Listed records section start

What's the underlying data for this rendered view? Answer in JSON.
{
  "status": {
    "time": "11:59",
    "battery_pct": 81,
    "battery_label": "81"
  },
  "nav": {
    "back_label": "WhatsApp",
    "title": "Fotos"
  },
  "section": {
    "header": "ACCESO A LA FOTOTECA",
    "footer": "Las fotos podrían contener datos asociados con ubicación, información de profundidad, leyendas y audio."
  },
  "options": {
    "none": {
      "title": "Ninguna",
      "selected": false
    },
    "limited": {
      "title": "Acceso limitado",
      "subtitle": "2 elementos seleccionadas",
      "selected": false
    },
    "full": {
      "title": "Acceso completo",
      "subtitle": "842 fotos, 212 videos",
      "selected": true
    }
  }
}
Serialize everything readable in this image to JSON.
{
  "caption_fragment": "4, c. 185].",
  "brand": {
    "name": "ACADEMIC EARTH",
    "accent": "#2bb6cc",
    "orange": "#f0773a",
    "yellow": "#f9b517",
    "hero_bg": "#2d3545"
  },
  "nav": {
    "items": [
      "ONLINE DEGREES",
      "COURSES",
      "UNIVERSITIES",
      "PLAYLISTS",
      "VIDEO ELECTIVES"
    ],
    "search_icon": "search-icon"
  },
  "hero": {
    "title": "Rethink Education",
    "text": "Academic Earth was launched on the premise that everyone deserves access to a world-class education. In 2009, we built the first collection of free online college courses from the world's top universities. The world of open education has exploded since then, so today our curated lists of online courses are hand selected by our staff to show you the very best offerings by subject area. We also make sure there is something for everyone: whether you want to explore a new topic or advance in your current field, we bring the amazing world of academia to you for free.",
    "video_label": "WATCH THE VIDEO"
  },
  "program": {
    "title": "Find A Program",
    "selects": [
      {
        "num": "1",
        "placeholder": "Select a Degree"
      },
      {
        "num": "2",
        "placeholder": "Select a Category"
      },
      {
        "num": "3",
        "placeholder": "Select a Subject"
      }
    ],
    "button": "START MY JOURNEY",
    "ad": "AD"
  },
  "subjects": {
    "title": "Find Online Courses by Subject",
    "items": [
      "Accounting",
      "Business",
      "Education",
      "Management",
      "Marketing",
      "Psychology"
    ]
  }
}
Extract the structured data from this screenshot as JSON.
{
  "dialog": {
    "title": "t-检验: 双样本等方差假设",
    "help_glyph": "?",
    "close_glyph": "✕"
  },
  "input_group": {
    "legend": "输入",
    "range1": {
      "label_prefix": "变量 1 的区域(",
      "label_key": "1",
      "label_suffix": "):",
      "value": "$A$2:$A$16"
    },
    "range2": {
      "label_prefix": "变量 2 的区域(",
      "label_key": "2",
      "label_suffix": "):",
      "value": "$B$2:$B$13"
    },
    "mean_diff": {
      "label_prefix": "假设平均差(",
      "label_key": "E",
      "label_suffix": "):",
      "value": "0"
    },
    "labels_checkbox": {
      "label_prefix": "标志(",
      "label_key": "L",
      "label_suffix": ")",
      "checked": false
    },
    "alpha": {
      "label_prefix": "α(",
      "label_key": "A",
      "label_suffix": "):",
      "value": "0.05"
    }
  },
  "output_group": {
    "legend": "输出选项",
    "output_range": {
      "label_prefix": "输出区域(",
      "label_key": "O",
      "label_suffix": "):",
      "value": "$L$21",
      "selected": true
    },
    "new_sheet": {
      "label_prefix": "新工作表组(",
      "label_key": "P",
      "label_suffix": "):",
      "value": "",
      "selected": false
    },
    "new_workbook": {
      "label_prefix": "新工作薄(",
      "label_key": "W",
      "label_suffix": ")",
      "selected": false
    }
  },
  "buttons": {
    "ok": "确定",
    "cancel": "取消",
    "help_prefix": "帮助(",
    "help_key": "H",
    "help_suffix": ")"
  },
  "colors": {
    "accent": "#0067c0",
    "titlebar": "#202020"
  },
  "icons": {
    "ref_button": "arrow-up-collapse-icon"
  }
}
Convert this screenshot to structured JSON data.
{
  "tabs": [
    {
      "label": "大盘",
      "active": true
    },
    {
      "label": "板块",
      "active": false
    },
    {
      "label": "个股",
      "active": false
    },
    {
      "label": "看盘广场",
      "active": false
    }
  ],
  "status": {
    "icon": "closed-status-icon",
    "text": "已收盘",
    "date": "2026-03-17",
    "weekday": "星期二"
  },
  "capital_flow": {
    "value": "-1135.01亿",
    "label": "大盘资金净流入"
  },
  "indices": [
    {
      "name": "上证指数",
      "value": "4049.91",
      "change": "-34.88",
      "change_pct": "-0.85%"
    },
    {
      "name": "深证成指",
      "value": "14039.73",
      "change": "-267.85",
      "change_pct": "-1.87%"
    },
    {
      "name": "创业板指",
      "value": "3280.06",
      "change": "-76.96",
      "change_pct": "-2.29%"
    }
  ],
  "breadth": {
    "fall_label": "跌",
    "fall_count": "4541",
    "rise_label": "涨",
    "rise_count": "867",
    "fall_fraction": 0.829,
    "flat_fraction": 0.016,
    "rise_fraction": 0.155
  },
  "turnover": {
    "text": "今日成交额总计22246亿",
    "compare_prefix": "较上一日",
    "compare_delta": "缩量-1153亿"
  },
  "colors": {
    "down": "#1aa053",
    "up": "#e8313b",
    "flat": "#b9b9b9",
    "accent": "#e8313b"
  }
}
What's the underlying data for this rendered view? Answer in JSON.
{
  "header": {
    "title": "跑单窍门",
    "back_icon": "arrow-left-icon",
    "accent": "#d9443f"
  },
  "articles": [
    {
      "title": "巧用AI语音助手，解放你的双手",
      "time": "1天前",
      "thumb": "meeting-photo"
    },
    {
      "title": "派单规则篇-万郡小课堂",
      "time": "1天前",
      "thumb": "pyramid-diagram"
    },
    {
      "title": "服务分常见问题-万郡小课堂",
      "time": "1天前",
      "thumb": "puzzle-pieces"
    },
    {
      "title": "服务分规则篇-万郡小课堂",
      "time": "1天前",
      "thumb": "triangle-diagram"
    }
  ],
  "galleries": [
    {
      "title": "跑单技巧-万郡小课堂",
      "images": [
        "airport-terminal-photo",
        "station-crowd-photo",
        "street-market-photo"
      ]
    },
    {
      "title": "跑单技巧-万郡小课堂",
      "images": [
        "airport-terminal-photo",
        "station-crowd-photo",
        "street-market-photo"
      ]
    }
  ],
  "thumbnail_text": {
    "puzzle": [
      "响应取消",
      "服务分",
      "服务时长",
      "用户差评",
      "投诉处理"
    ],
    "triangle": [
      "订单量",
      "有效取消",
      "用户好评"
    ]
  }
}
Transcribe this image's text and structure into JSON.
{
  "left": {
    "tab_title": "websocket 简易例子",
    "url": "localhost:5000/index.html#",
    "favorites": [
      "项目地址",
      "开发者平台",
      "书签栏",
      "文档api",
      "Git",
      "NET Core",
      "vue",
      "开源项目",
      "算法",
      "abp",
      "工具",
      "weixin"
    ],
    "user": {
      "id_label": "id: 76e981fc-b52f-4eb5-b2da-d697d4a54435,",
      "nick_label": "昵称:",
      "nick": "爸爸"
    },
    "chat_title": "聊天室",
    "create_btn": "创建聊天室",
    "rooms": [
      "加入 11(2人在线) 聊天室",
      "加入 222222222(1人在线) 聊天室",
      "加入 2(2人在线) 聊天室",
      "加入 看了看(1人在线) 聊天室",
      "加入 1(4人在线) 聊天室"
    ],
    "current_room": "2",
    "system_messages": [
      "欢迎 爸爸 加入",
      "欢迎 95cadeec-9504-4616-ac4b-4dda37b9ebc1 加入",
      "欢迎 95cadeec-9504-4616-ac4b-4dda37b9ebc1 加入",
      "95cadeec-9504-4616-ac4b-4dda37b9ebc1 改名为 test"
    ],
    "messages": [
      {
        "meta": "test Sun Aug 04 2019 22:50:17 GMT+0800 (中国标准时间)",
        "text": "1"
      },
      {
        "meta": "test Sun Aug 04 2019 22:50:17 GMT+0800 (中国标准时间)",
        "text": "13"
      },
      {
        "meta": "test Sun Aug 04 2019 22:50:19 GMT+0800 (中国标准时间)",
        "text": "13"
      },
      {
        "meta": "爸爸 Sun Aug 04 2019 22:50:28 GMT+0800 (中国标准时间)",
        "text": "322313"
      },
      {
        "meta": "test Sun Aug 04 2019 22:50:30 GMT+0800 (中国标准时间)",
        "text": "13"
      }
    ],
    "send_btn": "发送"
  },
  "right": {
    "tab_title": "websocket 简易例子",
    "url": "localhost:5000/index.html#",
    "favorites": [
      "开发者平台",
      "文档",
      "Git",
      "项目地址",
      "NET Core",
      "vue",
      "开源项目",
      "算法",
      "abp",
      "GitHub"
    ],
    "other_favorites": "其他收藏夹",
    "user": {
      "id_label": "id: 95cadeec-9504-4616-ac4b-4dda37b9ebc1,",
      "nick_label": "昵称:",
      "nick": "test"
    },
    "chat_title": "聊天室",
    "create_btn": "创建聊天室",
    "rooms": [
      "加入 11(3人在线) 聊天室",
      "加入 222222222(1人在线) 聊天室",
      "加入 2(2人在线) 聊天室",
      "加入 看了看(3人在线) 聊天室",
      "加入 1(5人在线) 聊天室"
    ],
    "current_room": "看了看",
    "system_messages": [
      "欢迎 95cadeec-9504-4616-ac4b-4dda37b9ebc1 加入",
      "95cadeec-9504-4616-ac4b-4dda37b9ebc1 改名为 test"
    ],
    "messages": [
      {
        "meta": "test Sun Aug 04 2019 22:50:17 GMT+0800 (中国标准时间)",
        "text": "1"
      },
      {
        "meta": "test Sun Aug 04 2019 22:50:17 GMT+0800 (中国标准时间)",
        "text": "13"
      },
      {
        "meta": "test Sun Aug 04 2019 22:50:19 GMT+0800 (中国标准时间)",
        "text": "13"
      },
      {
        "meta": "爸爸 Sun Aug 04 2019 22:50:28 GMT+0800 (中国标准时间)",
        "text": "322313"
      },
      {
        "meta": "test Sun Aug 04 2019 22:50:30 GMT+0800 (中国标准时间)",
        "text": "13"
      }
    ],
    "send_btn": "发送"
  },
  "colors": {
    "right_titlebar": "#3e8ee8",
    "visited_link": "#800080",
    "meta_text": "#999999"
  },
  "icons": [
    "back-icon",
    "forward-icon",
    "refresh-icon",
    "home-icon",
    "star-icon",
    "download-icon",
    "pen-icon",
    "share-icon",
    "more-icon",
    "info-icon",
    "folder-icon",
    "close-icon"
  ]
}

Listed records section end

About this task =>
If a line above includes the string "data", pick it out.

Response to this exercise =>
What's the underlying data for this rendered view? Answer in JSON.
Extract the structured data from this screenshot as JSON.
Convert this screenshot to structured JSON data.
What's the underlying data for this rendered view? Answer in JSON.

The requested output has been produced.